Discussed in my book The Business Value of Computers, The Information Economics Press, 1990.
 It is noteworthy, the the listing of EVA(TM) values appeared for the first time only two years ago in Fortune magazine, even though a number of economists and management thinkers have maintained for well over hundred years that economic profits and not "accounting profits" are the proper measure of corporate performance.
 Approximately the sum of Sales, General and Administrative plus Research and Development Expenses, if Overhead expenses are not available from detailed cost studies.
 The source of the EVA, Return-on-Capital and Cost-of-Capital data is the Stern Stewart Performance 1000 Database, Stern Stewart Management Services, New York, N.Y. 1995.
 The 1994 numbers will become available early in 1996.

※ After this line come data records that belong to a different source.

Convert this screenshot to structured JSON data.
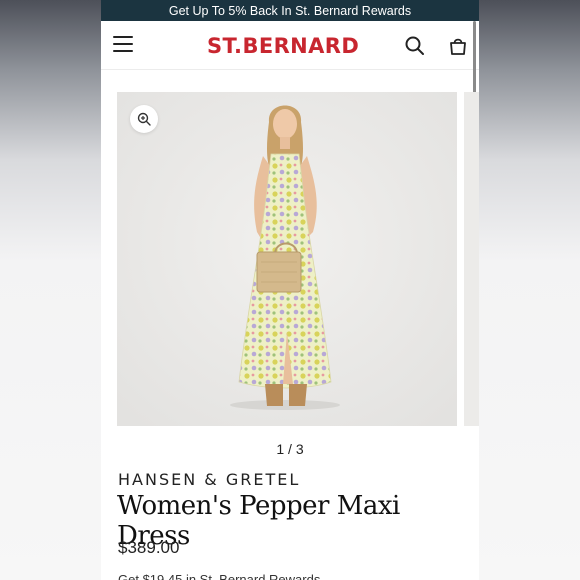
{
  "promo_banner": {
    "text": "Get Up To 5% Back In St. Bernard Rewards"
  },
  "header": {
    "logo_text": "ST.BERNARD",
    "icons": [
      "menu-icon",
      "search-icon",
      "bag-icon"
    ],
    "brand_color": "#c8262f"
  },
  "gallery": {
    "image_counter": "1 / 3",
    "zoom_icon": "zoom-in-icon",
    "image_subject": "model-in-floral-maxi-dress-icon"
  },
  "product": {
    "brand": "HANSEN & GRETEL",
    "title": "Women's Pepper Maxi Dress",
    "price": "$389.00",
    "rewards_text": "Get $19.45 in St. Bernard Rewards"
  },
  "colors": {
    "promo_background": "#1b3440",
    "logo": "#c8262f",
    "image_background": "#ecebe9"
  }
}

 In 1992 that number was 56.0%, in 1991 there were 58.1% firms with negative EVA.
 Bureau of Economic Analysis, U.S. Commerce Department, as shown in Forbes, February 27, 1995, p.41. Information capital is defined as computers, peripherals, and telecommunciations.
 About 70% of the 1991-1993 turnaround in the overall economic performance of industrial companies can be explained by the improvements in EVA in the car and trucking sector. The extent to which a deliberate government policy of lowering the value of the dollar vs. the yen enabled the U.S. auto manufacturers to regain market share will be debated for a long time to come. It is noteworthy that the increase in the imported prices of Japanese cars made it possible for U.S. automobile manufacturers to keep up high prices and high profits.
 These buzzword are not mine. They have been extracted from the keyword index of the a popular business journal.
 Such as "...taking and ax and machine gun to your existing organization..."; "...shoot the dissenters...";"...reengineering will require a lobotomy...";"...what you do with the existing structure is nuke it!";"...break legs...";"...the way you deal with resistance is a bloody ax...";"..we will run over you with the train..".
 For fuller discussion see my book, The Politics of Information Management, The Information Economics Press, 1995, Chapter 20